**Problem to work on**:
Find the lines below that include the word "IPSec" and state how many there are, adding nothing.

[Dataset rows for apps and sites]
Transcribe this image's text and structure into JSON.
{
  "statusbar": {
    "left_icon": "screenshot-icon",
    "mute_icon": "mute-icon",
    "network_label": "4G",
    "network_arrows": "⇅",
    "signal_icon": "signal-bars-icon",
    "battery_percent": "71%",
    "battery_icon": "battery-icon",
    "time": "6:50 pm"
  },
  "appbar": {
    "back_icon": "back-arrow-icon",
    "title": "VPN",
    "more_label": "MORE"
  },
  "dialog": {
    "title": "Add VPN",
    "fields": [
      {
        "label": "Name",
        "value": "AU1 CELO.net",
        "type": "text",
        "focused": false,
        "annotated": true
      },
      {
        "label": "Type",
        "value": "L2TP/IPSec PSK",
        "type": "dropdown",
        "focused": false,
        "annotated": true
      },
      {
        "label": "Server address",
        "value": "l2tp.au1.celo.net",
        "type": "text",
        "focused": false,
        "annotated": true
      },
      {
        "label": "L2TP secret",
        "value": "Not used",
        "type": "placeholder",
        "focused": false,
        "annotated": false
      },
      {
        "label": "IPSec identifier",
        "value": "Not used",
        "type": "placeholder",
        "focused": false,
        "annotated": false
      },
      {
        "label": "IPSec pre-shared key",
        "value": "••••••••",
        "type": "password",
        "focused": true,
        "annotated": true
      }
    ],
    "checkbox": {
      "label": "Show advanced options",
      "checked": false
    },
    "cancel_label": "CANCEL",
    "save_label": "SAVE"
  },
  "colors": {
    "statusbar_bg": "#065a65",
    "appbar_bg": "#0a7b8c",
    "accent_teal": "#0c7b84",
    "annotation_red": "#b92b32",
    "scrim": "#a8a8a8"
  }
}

**Answer area**:
3